**ASSIGNMENT**
Please report how many lines in the data below contain "peak". Nothing besides the number should be written.

**DATA EXCERPTS**
Segment Open
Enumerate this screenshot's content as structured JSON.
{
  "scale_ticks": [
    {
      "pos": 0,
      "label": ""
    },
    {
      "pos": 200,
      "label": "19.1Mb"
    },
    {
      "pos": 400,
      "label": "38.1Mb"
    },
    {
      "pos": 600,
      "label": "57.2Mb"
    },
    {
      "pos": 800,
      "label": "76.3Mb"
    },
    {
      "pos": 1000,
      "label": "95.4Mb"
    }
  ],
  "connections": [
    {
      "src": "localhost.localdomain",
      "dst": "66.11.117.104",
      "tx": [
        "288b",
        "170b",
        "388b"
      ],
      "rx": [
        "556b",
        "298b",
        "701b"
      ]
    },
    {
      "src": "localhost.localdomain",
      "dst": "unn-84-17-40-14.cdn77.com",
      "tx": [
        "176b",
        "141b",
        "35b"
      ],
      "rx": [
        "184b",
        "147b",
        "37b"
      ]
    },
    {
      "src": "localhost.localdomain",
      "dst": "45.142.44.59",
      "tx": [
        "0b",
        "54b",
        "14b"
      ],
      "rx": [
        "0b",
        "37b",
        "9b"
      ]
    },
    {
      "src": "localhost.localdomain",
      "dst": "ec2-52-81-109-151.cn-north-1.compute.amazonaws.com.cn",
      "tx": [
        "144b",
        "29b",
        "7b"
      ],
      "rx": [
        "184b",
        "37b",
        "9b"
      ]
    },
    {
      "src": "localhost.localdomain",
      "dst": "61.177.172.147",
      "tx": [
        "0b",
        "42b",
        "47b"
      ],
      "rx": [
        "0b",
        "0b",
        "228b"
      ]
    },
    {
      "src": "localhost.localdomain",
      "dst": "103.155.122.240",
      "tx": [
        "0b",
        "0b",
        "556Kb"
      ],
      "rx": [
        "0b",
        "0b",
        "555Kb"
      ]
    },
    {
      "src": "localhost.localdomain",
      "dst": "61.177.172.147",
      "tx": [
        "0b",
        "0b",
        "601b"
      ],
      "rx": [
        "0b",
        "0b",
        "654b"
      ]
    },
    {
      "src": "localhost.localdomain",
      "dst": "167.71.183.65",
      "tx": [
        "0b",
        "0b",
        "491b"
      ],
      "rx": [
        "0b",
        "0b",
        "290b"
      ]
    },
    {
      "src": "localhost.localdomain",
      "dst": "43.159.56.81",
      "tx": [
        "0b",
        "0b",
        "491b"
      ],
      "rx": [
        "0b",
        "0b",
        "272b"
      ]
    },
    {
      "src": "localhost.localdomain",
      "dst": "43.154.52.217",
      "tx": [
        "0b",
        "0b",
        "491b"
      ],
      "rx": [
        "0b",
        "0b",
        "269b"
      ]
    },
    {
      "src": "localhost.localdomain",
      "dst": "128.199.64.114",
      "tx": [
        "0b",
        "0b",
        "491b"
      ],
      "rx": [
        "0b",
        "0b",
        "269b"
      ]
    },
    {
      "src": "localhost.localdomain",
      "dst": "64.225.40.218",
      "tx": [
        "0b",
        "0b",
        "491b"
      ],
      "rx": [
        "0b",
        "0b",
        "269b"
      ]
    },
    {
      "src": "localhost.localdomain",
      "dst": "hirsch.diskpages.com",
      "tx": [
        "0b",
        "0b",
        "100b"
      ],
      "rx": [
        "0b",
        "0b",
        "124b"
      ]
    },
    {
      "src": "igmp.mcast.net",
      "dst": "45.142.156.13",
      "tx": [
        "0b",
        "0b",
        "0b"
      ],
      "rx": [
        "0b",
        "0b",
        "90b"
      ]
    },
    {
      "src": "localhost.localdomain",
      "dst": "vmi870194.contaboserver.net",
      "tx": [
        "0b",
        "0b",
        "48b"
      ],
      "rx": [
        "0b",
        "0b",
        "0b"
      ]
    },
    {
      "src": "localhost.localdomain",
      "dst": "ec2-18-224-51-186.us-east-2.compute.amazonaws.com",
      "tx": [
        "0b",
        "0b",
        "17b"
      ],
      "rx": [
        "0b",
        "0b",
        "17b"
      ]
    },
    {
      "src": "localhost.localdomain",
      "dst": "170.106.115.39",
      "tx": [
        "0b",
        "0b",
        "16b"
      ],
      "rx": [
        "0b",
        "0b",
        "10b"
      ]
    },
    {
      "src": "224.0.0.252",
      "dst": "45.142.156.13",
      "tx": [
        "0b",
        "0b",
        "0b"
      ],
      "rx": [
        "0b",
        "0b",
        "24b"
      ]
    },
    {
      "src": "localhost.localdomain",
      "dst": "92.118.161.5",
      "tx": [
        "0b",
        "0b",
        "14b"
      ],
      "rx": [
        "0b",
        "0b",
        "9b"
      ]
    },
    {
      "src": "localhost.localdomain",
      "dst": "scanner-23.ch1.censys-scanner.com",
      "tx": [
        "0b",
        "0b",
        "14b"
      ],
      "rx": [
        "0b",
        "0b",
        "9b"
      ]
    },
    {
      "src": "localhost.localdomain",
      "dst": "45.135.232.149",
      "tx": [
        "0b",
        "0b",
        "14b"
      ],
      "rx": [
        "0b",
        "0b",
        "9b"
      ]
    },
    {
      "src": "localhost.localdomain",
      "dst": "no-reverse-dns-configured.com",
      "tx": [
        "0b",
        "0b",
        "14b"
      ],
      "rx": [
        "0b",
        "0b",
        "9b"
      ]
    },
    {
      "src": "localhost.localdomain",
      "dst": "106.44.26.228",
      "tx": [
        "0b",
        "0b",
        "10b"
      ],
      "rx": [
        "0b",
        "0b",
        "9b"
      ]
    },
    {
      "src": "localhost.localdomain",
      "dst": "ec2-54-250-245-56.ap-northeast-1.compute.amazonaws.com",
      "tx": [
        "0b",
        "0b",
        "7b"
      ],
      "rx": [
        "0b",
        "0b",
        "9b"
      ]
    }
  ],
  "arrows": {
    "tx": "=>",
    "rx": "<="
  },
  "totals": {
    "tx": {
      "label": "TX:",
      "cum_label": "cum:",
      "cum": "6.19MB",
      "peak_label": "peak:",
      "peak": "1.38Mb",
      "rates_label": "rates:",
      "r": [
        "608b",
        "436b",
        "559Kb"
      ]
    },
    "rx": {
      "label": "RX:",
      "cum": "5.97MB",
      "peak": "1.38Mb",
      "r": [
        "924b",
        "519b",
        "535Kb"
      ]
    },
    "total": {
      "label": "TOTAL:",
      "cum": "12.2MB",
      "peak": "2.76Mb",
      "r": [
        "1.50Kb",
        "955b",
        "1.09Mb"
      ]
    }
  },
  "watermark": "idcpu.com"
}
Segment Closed
**SOLVED PROBLEM**
4